# Exercise:
Going line by line through the entries below, note each one with "service", then report how many there are and nothing else.

(Items from a dataset)
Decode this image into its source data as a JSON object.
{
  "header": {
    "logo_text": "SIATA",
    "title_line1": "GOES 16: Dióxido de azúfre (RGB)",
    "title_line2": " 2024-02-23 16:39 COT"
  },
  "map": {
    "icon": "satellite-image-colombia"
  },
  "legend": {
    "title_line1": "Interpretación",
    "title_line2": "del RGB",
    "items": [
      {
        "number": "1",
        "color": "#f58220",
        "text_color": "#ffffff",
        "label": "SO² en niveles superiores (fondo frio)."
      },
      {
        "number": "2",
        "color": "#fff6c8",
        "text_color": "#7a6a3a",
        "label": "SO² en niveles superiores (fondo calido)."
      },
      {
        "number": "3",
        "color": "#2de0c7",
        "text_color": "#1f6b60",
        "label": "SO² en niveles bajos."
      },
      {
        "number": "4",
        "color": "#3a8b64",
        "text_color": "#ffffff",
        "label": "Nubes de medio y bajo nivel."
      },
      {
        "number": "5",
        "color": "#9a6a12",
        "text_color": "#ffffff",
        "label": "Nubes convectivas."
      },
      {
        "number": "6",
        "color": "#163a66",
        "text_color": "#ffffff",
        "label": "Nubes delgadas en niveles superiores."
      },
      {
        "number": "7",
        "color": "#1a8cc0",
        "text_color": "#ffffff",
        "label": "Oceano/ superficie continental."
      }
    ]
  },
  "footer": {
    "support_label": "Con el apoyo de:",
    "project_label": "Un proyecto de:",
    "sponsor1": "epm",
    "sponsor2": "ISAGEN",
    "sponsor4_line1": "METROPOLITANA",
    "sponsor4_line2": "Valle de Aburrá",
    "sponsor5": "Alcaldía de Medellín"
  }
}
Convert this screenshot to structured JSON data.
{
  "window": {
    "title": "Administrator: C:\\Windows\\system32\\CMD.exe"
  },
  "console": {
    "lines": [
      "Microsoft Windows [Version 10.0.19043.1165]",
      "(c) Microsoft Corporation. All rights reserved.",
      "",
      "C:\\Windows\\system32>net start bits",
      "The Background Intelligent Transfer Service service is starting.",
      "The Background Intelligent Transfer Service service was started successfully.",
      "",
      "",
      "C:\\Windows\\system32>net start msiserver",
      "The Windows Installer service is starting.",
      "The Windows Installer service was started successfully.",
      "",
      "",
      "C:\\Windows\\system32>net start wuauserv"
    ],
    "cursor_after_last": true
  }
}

# Solution to this task:
4